You have young preschool children. You think ahead to when they will begin school, and wonder what you might do to make it easy for your children to learn to read. Here are some hints for parents and caregivers about learning to read.
Read Aloud Daily to Your Children
Reading can begin at birth. A child is born into a community of language users. How a child’s family uses language to listen, speak, read, and write, and whether the family values reading and writing, will have a huge impact on how the child learns to listen, speak, read, and write. When a child sees a parent immersed in a book, the child infers that “Reading is enjoyable, reading is valuable.” This prompts the child to want to be a reader and a writer.
When reading aloud to an infant, make the experience a warm, loving one. You might hold the child snugly on your lap. You might lie down next to him when you read a bedtime story. The child then comes to associate reading with a warm, safe time, when he/she has the undivided attention of a loved one.
Re-read favorite books. Initially, the child will not understand what the book is about, but will be attracted to the colors and shapes on the page and the different sounds of the language being read aloud. When a favorite book is re-read aloud many times, the child becomes familiar with the patterns of the language, expects certain things to be on certain pages, and learns when it is time to turn the page. The infant might even reach out a hand to help do this.
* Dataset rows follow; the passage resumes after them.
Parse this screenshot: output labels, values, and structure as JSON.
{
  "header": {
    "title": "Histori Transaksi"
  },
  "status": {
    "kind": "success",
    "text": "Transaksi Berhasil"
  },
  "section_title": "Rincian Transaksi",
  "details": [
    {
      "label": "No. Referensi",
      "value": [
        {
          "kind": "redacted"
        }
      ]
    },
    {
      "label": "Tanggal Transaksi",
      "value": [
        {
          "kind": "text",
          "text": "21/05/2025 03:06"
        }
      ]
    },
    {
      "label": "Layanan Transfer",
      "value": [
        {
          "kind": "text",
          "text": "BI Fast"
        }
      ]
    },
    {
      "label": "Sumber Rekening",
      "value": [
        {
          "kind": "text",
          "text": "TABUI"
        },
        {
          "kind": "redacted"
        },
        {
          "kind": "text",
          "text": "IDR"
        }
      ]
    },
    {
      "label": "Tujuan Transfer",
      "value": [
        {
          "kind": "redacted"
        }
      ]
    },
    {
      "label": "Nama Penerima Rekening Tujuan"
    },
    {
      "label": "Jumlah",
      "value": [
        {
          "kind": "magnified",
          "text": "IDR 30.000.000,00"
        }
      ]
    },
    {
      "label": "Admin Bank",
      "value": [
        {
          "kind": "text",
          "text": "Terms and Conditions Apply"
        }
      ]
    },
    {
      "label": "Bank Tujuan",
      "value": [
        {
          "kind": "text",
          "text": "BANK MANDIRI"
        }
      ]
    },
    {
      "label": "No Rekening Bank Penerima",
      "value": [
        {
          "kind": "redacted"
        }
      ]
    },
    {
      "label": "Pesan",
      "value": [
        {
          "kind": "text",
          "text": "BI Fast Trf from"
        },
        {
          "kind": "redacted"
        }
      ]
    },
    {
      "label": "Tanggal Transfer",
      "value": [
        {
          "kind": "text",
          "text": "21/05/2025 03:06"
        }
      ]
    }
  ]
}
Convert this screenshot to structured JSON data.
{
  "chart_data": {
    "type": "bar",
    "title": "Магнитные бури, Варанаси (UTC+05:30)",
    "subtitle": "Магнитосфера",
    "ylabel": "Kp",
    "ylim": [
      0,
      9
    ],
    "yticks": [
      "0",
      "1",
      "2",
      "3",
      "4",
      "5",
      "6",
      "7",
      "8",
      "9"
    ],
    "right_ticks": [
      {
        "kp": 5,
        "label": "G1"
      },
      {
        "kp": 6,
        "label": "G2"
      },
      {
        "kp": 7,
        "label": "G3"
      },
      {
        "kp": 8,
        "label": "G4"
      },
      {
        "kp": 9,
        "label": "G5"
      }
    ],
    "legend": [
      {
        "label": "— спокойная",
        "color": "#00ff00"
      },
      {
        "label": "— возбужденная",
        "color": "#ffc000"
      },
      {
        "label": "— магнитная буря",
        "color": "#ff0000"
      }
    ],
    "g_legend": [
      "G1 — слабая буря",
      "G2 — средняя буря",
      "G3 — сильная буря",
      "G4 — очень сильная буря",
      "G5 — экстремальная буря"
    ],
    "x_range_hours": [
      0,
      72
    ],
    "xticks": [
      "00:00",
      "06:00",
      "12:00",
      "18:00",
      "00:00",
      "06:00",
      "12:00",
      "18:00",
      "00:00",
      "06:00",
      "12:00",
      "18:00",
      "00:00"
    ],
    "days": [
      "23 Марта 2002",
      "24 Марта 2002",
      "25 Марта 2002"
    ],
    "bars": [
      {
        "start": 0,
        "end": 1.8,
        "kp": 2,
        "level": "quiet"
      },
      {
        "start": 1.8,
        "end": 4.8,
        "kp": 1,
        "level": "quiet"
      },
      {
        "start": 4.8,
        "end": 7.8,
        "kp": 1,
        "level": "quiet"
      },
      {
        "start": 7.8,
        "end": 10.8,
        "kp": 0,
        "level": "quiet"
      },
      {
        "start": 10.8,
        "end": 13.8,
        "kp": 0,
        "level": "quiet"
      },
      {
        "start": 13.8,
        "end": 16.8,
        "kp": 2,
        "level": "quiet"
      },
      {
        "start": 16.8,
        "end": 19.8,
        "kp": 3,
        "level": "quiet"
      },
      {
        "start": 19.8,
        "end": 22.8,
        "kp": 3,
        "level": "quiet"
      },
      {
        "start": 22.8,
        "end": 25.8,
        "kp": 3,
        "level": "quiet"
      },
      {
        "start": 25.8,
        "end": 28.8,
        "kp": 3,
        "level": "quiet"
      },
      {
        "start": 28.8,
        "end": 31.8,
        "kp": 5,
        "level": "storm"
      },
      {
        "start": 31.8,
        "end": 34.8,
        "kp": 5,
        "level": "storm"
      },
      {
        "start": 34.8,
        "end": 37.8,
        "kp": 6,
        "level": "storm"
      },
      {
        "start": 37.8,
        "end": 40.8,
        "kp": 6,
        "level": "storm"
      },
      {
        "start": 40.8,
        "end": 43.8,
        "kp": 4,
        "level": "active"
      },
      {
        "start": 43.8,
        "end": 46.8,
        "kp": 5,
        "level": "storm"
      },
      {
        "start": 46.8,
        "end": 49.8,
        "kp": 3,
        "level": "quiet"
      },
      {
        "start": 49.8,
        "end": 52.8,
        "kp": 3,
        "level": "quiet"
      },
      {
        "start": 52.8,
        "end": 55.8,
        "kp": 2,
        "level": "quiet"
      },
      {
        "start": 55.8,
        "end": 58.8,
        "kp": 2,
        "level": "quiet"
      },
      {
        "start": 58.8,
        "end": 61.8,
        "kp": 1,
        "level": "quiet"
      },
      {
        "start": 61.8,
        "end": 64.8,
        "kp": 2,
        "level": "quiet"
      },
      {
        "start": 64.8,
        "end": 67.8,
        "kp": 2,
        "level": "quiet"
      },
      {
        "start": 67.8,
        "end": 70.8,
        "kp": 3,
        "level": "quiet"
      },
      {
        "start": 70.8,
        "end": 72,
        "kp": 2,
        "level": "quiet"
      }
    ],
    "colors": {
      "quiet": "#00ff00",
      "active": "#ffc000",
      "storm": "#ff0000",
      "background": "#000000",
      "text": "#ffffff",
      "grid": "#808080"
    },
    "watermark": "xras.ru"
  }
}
As soon as young children can crawl or walk, they may fetch their favorite books and request that they be read. How exciting—children under 2 years of age already hooked on books! They know that books are enjoyable. Re-reading loved, familiar books helps the child relate the spoken language to the written form.
Encourage children to join in. When a story has a refrain (e.g., “Run, run, run, as fast as you can, you can’t catch me, I’m the gingerbread man”), encourage the child to join in. When the text is a short rhyme, encourage the child to “read” along with you. When a toddler is familiar with the text of a rhyme or simple picture storybook, the toddler will find the book for himself, and sit on the floor, “reading.”
Encourage children to think beyond the text. With 3-, 4-, 5-year-old children, occasionally ask them to think beyond the book. At a particular point in a story, you might ask, “What will happen next?” or “Why do you think he did that?”
Talk about the title. With 3-, 4-, 5-year-old children who have developed favorite books and know the names of the stories, you might draw attention to the title on the front cover and on the title page. You might say: “What is the name of this story? Yes, ‘The Three Little Pigs.’ ” Read the title, pointing to each word. Ask the child to read the title and point to each word. When the child is able to do so, draw attention to some of the letters in the title, using the letter names. You might say, “Do you see any letters the same as in your name? Yes, ‘Pigs’ starts with the letter ‘P’ and ‘Peter’ starts with the letter ‘P’. Do you know the names of any other letters in the title?”
Take advantage of a nearby public library. Public libraries usually have extensive, up-to-date collections, and the library staff are very informed about books. Check with them about appropriate books to borrow for particular ages. In addition, libraries may have copies of taped books. Often, children’s authors attend public libraries to give talks about their books. Inquire about these sessions.
Talk about any environmental print you see when out in the local community with your child. For example, stop and look at the street sign displaying the name of your street, or at the names of particular shops you are visiting (e.g., “Pet Shop”). You might ask the child to read the words. You also might ask if he/she knows how many words are on a particular sign. If your children are 4 or 5 years old and are starting to learn the names of the letters in their names, you might ask if they see any letters on a sign that are the same as in their names.
Similarly, when driving with your child in the car, point out and read the road signs. Soon, your child will be calling out the signs (e.g., “Left turn only”).
When children have been read aloud to in the preschool years, they enter school knowing so much about reading. They know that:
- Reading is enjoyable
- Reading starts at the front of the book, progressing from top of the page to the bottom of the page, and from left to right
- Picture story books have writing and illustrations
- Writing consists of words and letters.
At school entry, children who have been read to from birth are a considerable distance along the reading continuum. Some enter school being able to read.
Many websites offer lists of suggested books to read to children of different ages. Listed below are just a few.